Segment Start: Supplied records
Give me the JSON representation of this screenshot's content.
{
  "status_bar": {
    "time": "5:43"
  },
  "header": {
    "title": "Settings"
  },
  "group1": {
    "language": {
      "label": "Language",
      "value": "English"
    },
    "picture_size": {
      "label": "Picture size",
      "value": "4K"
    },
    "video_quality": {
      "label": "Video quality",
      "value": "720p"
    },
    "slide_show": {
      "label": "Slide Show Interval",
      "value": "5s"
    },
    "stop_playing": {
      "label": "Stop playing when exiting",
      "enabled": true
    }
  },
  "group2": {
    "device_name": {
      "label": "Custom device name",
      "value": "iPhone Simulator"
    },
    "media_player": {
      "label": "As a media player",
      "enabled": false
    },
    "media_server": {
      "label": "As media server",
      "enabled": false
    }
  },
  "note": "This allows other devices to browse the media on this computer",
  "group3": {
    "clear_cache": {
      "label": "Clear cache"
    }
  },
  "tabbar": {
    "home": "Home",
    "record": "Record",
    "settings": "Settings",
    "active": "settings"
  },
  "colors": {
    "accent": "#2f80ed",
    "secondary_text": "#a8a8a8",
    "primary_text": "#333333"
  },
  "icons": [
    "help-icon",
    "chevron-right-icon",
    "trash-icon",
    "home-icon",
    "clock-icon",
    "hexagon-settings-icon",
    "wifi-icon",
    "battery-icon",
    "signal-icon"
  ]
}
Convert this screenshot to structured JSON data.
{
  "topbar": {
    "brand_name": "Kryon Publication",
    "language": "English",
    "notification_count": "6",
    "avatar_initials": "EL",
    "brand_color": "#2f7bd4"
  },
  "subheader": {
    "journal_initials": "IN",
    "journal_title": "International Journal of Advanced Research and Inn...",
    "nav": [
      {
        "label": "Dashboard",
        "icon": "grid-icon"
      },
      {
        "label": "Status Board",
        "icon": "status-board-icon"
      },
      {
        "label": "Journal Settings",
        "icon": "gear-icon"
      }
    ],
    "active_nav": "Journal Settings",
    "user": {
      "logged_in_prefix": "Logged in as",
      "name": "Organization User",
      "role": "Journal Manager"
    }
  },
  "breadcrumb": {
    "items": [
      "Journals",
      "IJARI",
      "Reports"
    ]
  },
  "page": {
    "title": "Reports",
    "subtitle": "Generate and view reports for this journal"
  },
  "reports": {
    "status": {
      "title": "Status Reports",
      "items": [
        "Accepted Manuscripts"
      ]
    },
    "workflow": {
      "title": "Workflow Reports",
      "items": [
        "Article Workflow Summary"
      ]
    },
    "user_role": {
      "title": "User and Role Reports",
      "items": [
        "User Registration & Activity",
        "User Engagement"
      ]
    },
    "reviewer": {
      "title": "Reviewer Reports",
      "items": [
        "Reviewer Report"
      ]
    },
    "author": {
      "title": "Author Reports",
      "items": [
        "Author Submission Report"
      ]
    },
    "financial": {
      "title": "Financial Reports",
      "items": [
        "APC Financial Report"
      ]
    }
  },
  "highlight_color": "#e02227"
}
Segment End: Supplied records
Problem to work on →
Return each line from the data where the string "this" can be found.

Task answer →
Give me the JSON representation of this screenshot's content.
  "note": "This allows other devices to browse the media on this computer",
Convert this screenshot to structured JSON data.
    "subtitle": "Generate and view reports for this journal"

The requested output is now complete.